### TASK STATEMENT
Look at each line of the listing. Copy those that hold the string "data".

□ □ □

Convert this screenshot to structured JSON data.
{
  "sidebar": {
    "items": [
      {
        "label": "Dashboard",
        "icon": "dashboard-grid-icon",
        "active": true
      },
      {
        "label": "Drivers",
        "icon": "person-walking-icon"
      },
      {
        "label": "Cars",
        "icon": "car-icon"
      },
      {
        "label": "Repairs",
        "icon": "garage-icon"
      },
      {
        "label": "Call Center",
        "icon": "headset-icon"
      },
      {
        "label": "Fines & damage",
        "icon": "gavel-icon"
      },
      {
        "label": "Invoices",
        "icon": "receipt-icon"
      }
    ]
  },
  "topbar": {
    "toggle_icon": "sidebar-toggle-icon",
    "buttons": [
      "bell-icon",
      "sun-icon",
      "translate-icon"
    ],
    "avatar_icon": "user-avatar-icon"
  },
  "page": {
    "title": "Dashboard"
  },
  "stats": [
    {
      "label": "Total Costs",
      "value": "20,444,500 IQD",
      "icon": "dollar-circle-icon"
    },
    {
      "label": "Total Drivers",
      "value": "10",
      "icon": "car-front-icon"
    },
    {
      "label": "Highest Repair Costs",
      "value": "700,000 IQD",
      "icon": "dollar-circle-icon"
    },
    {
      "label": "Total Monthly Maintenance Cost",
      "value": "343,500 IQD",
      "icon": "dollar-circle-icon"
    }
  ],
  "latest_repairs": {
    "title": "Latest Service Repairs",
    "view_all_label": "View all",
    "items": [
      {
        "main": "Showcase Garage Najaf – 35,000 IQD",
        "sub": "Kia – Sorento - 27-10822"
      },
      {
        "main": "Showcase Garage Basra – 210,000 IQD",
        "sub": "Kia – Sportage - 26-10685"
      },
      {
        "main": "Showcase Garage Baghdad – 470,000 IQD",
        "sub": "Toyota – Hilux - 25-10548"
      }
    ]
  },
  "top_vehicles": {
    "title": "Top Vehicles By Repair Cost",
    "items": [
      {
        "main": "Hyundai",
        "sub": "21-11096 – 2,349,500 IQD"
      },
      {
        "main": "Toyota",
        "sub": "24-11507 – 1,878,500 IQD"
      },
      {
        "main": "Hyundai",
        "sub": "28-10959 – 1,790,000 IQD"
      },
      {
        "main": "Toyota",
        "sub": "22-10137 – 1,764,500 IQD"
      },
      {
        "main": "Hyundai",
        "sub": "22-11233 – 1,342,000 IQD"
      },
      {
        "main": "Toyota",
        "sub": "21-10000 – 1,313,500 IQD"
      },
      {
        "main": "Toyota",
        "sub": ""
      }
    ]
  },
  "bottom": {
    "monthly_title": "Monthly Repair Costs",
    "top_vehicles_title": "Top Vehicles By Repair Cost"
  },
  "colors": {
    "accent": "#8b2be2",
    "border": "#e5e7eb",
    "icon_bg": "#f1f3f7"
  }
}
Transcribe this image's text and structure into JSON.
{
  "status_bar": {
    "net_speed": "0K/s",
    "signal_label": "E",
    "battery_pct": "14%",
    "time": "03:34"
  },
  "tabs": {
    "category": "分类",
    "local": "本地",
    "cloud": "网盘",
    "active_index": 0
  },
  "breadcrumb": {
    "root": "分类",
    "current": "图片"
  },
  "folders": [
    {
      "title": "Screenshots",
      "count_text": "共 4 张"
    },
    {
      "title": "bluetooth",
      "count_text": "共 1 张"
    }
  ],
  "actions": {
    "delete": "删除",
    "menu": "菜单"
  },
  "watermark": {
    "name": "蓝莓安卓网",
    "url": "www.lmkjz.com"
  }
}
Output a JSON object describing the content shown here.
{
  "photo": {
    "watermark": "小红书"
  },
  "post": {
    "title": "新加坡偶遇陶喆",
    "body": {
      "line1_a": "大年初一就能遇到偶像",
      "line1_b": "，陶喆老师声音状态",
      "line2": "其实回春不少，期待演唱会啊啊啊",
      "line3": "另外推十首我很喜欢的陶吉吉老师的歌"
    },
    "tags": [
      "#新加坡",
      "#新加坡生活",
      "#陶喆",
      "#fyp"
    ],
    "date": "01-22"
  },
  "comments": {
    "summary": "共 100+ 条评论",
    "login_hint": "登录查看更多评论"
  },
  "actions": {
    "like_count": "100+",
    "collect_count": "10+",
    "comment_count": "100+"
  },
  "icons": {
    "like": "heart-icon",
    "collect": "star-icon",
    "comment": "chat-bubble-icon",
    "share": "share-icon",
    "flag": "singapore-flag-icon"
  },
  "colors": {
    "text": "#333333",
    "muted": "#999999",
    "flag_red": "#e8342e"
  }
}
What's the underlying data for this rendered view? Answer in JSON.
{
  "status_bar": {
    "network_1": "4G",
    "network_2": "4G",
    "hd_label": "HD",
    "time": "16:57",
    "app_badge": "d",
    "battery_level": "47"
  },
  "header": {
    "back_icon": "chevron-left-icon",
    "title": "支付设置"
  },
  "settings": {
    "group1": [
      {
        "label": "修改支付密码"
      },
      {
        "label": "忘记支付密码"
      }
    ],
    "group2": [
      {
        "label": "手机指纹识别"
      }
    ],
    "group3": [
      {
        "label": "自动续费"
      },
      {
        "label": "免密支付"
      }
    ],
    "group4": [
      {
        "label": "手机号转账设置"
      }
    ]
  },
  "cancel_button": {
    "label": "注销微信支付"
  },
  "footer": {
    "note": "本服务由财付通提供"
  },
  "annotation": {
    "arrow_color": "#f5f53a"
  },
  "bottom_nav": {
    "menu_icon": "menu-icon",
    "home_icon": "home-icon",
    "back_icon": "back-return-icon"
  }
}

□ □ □

### REPLY
Convert this screenshot to structured JSON data.
What's the underlying data for this rendered view? Answer in JSON.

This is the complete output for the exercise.